  12. Arrange the wedges on a large platter and sprinkle with a little flaked salt.
  13. Add the fried chilli and garlic to the dressing and spoon over and around the celeriac.
  14. Top with 200g of the pickled celeriac mixture, avoiding the pickling liquid, garlic and lime skin.
  15. Garnish with the spring onions and Thai basil, and serve.
Sweet and sour onion petals.
Sweet and sour onion petals.
Image: Jonathan Lovekin


Says Ottolenghi::"These onions — sweet inside, charred at the edges and swimming in a tart pomegranate syrup — started their life at Testi, a north London Turkish restaurant that we love, where a similar dish is made by charring onions next to lamb on the grill, then tossing them in salgam, a juice made from the sour-salty brine of fermented purple carrots and turnips, and finally sweetening them with pomegranate molasses.

“The bittersweet onions are served alongside the meat, cutting through its fattiness like a sharp knife.

“Our onions are made with reduced pomegranate juice instead of molasses and salgam. They would obviously sit well alongside grilled meats, but we find them totally delicious also in a vegetarian context, with or without the goat's cheese, which is optional. They will go really well with hummus, an aubergine salad and some bread.”
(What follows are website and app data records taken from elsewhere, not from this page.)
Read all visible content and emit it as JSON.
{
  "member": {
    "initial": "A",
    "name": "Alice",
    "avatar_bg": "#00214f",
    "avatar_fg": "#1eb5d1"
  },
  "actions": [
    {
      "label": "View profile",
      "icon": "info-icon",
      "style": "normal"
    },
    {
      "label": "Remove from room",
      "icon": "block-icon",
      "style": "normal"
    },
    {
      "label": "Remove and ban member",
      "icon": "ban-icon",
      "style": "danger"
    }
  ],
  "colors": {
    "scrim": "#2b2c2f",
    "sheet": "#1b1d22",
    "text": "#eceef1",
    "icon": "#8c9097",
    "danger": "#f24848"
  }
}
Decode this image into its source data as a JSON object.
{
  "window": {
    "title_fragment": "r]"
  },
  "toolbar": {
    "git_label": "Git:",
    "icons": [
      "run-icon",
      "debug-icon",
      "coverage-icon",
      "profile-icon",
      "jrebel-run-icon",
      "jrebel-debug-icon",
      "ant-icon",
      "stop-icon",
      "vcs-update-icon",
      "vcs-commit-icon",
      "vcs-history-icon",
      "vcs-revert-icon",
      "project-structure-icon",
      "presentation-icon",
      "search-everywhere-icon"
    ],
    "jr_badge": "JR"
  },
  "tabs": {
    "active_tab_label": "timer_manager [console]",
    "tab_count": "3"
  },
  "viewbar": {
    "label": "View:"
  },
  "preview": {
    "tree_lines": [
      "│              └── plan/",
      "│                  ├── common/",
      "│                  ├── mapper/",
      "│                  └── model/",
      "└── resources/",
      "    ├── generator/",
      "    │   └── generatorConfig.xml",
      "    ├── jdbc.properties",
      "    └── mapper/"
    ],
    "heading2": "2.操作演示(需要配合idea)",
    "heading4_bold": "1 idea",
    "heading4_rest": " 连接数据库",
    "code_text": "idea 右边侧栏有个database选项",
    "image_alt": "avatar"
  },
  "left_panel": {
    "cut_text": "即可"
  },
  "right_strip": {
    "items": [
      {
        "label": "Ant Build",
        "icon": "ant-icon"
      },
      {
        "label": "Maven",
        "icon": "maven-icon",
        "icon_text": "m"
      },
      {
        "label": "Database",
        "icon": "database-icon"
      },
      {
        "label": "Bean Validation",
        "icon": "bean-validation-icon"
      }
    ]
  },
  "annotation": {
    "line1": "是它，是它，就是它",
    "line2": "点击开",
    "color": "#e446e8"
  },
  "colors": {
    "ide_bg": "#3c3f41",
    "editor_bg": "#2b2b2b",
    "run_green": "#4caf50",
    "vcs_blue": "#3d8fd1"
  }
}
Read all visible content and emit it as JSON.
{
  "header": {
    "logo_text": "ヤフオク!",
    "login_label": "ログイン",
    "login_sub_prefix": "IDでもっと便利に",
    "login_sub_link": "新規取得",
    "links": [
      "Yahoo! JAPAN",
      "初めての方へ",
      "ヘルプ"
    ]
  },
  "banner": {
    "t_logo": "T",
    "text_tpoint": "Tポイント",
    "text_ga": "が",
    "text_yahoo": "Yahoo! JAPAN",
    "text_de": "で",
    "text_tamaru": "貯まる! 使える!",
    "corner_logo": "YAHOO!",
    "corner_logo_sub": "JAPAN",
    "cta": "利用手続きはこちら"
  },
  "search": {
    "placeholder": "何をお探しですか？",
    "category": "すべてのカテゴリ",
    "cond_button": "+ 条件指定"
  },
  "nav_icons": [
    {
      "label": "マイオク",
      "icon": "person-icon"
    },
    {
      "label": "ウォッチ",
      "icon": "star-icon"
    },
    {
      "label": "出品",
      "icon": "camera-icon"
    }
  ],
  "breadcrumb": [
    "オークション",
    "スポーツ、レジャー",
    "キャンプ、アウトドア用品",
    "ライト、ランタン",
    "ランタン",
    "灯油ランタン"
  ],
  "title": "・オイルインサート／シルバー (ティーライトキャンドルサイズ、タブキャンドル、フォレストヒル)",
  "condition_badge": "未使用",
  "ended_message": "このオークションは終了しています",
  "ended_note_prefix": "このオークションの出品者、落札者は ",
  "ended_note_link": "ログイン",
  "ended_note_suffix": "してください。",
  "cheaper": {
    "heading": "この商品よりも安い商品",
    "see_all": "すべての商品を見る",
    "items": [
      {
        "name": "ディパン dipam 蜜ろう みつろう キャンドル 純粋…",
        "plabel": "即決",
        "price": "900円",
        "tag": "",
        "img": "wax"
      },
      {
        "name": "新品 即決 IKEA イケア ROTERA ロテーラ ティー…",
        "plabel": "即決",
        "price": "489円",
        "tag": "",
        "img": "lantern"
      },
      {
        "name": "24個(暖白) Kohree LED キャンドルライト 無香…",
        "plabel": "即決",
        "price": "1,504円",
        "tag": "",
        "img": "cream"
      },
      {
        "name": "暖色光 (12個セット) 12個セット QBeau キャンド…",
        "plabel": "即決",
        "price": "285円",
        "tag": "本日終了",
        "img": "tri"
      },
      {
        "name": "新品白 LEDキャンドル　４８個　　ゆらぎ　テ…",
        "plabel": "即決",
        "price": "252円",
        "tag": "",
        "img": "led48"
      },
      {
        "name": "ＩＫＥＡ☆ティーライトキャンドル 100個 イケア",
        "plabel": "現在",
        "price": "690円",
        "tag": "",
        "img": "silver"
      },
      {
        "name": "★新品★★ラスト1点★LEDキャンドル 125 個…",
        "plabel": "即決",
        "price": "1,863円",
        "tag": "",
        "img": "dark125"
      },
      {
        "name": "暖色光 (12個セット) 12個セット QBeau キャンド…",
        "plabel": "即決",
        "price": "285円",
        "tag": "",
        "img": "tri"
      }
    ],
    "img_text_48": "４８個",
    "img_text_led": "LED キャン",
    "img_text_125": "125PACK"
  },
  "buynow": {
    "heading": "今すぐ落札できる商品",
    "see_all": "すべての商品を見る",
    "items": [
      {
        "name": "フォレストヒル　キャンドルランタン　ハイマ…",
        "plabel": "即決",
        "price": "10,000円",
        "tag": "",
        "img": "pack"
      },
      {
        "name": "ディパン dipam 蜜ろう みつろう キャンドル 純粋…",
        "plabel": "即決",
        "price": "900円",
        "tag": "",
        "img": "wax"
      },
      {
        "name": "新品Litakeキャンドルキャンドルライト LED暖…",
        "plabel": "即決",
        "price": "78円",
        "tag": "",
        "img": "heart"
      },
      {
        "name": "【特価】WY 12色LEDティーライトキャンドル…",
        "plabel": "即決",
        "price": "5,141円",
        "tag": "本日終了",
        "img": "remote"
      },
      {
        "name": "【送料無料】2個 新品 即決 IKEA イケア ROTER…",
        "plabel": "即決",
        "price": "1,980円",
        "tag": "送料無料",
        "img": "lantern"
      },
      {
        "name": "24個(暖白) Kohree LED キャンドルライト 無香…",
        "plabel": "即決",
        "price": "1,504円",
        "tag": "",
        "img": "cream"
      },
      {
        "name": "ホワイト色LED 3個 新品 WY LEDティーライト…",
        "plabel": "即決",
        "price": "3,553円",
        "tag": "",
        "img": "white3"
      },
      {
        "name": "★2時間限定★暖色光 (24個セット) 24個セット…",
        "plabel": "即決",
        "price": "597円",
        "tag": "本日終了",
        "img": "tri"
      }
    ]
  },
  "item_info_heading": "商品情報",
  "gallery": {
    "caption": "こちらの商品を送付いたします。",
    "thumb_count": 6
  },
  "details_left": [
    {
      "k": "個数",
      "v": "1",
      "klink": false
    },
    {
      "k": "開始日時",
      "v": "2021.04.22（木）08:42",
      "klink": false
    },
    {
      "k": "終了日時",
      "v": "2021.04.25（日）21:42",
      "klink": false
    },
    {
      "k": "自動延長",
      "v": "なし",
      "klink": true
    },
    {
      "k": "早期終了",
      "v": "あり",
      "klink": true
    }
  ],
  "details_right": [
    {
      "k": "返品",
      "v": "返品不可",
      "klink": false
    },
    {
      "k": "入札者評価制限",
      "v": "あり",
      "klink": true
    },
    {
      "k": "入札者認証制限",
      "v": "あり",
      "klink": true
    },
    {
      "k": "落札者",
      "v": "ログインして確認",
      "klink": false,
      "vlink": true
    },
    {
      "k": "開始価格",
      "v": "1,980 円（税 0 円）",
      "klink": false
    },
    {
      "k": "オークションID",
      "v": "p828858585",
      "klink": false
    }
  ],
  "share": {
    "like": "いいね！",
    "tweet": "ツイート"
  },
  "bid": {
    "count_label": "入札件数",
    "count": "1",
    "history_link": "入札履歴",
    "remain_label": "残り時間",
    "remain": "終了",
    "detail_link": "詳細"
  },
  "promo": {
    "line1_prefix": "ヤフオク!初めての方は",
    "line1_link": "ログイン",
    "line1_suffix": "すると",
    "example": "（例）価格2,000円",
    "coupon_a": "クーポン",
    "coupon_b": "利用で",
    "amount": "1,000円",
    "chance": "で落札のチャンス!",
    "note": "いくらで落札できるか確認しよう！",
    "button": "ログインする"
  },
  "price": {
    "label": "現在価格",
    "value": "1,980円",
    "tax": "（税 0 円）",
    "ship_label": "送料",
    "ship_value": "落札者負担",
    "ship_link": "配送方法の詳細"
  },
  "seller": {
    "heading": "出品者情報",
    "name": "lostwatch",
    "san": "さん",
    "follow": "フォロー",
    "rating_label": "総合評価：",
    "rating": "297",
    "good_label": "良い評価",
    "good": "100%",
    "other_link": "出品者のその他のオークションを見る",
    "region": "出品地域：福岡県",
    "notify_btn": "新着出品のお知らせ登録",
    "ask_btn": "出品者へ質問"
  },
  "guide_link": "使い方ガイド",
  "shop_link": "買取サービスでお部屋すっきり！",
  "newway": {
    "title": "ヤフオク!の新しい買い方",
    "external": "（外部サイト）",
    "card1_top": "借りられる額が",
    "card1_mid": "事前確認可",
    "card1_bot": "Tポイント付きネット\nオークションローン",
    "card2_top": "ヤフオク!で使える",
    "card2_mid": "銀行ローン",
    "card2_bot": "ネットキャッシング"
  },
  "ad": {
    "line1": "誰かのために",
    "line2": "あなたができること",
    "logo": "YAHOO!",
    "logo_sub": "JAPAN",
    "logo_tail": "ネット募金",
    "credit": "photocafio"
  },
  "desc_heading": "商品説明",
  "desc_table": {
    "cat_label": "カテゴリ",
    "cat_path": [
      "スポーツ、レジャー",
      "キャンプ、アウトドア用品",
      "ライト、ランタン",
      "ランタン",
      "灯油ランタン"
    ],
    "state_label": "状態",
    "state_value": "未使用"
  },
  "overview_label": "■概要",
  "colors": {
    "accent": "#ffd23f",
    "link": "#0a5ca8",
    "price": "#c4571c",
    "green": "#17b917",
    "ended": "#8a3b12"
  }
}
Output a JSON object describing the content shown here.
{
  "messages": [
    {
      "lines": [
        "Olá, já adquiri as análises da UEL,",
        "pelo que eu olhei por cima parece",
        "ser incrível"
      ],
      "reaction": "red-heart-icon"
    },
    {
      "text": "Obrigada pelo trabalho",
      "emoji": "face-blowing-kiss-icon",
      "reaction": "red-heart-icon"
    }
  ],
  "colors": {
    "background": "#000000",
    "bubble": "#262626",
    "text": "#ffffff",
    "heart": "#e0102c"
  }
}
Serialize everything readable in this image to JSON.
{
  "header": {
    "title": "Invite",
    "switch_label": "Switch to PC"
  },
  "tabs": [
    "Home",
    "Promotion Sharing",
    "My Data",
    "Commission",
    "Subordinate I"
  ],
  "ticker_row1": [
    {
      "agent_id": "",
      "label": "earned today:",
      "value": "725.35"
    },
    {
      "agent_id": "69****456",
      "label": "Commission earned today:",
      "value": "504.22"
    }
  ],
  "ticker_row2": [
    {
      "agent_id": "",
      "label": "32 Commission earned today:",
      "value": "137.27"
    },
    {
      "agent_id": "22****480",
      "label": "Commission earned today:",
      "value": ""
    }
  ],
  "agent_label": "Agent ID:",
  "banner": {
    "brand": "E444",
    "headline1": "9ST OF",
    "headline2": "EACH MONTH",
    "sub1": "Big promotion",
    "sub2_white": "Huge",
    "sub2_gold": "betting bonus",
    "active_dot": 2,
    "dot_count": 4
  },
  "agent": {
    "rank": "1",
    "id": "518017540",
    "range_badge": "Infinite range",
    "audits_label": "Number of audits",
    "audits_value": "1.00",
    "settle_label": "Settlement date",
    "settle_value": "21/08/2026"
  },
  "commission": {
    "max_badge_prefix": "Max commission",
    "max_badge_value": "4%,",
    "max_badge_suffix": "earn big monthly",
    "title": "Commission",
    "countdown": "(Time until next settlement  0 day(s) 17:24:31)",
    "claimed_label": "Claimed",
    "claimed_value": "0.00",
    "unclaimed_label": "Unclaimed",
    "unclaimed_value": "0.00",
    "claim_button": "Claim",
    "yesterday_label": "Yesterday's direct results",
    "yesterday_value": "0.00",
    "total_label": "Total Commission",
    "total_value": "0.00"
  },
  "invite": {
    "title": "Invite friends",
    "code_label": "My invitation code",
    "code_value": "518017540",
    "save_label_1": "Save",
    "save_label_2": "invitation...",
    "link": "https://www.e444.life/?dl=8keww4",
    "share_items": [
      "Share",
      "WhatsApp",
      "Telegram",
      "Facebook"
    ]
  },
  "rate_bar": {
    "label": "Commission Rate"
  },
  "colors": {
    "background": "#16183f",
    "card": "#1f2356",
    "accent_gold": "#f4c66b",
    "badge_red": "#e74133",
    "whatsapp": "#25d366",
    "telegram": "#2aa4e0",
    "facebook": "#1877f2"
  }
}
Serves: 4 as a starter or as part of a meze spread


500g golf-ball-sized red onions (about 12), peeled, then halved lengthways

75ml olive oil

400ml pomegranate juice (100% pure)

10g chives, finely chopped

70g young and creamy rindless goat's cheese, broken into 2cm pieces (optional)

⅔ tsp Urfa chilli flakes (or another variety of chilli flake if you can't get them)



  1. Preheat the oven to 200°C fan.
  2. Heat a large non-stick frying pan on a high heat until very hot.
  3. Toss the onions with 2 tbsp of oil and ¼ tsp of salt and place them, cut side down and spread apart, in the hot pan. Place a saucepan on top to weigh the onions down and create an even char, then turn the heat down to medium-high and cook, undisturbed, for about 6 minutes, or until the cut sides are deeply charred.
  4. Transfer the onions to a parchment-lined baking tray, charred side up, and bake for about 20 minutes, or until softened. If your onions are larger than golf-ball size, this may take longer. Set aside to cool.
  5. Meanwhile, put the pomegranate juice into a medium saucepan on a medium-high heat. Bring to the boil, then simmer for about 12 minutes, or until the liquid has reduced to about 70ml and is the consistency of a loose maple syrup. Set aside to cool; it will thicken as it sits.
  6. Combine the chives with the remaining 45ml of oil and a good pinch of salt, and set aside.
  7. Pour the pomegranate syrup on to a large platter with a lip and swirl it around to cover most of the plate.
  8. Use your hands to loosely separate the onions into individual petals, then place them haphazardly over the syrup.
  9. Dot over the goat's cheese, if using, spoon over the chive oil, and finish with the Urfa chilli flakes.

Chef Danielle Postma in partnership with her husband, Mike Caudle, originally started Moemas, a shop/bakery/restaurant in Parktown North, Joburg. Now that Moemas is closed, she runs a successful catering company by the same name and offers private and group Ottolenghi-inspired cookery classes. See